If you want to learn more about how to play the Elevation of Privilege game, experience the game first hand supported by the games inventor - threat modelling expert Adam Shostack, in one of our 'Play to learn' sessions.Play to Learn
Time. Online tools are designed to play out over a short period of time. Perhaps an hour or two at the most. The experience of playing remotely with a physical deck is likely to engage players in the subject matter for around a week.
If you play more than once per project then engagement with the material could last as long as the project does, or even for years if you have durable teams using the game. A sensible comparison is with a well thumbed thesaurus.
Consider the lifecycle from the players perspective:
• The player receives the deck and looks it over
• The player receives his hand from the Games Master by email.
• They accept a calendar invite to play one game targeting one system. They might get the system diagram at this point too.
• They fetch out their hand ahead of the game.
• The player joins a video call to play the game.
The player will interact with the deck on at least three of these occasions.
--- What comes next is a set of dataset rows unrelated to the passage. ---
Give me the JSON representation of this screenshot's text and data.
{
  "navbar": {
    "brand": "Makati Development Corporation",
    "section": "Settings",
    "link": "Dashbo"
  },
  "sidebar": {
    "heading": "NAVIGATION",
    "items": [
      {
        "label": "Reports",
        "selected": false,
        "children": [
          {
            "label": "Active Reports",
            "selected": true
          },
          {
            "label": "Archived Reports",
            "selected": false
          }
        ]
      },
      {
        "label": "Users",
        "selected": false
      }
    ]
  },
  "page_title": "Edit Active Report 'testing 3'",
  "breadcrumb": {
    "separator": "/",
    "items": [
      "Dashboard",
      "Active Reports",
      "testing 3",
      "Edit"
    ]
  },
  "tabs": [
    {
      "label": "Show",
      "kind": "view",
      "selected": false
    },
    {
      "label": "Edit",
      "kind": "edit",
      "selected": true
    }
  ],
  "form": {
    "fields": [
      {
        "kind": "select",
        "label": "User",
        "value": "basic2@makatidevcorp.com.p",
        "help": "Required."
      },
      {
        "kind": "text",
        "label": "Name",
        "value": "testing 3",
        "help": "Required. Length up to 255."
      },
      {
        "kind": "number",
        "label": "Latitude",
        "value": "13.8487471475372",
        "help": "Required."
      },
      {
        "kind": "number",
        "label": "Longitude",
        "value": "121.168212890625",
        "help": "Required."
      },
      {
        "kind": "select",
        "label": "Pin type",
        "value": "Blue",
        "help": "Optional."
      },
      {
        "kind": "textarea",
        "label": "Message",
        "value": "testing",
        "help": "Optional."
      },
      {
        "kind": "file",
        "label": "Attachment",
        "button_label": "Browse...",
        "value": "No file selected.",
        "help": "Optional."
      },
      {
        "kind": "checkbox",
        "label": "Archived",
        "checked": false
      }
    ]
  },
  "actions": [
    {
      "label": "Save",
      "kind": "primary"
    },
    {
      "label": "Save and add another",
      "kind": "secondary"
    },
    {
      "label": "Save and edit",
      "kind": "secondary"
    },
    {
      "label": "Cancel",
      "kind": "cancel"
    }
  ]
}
As soon as the hand and the target system are known to the player, even if the system diagram is not ready, then they will naturally be engaged with trying to match the threat cards to the architecture. This means that in the back of their heads, while working on code, or waiting at the bus stop, your players are already playing.
One of the less well-used optional rules in Elevation of Privilege permits players to swap cards mid game.
The great thing about this rule is that threats which players have failed to find in the system diagram might yet be found by players with different backgrounds and knowledge.
How users come to identify a possible trade is not specified. We believe that encouraging players to spend time with their own copies of the game deck and pull out their own hand is an aid to setting up trades.
When sending out the hands, copy them from the tool into the groups calendar invitation so that the hands are not a secret.
We appreciate that sending out multiple decks can be somewhat expensive so we're offering up-to 30% off on multi-player packs to help you make this happen. We believe that sending out a full deck to every player will give them a far better understanding of the game and they are much more likely to engage with the material in a deep, task focused, and repeated way.
Also, consider the business value of finding security flaws. An investment of tens of dollars for each member of the delivery team could save millions of dollars of lost revenue or fines further down the road.